**Problem details:** Please, could you print all the lines below exactly, leaving out the pictures?

::::

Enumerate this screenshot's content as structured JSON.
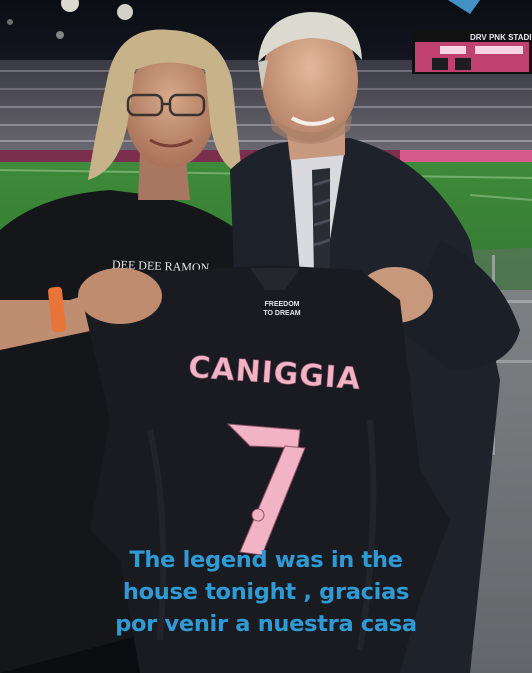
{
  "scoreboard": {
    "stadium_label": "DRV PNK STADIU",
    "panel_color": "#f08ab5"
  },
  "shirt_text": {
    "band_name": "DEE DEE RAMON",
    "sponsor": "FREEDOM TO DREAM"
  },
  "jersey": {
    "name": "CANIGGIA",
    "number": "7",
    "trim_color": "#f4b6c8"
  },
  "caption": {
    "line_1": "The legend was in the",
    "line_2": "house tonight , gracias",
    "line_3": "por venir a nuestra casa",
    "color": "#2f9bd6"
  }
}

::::

**Solution below:**
Enumerate this screenshot's content as structured JSON.
{
  "scoreboard": {
    "stadium_label": "DRV PNK STADIU",
    "panel_color": "#f08ab5"
  },
  "shirt_text": {
    "band_name": "DEE DEE RAMON",
    "sponsor": "FREEDOM TO DREAM"
  },
  "jersey": {
    "name": "CANIGGIA",
    "number": "7",
    "trim_color": "#f4b6c8"
  },
  "caption": {
    "line_1": "The legend was in the",
    "line_2": "house tonight , gracias",
    "line_3": "por venir a nuestra casa",
    "color": "#2f9bd6"
  }
}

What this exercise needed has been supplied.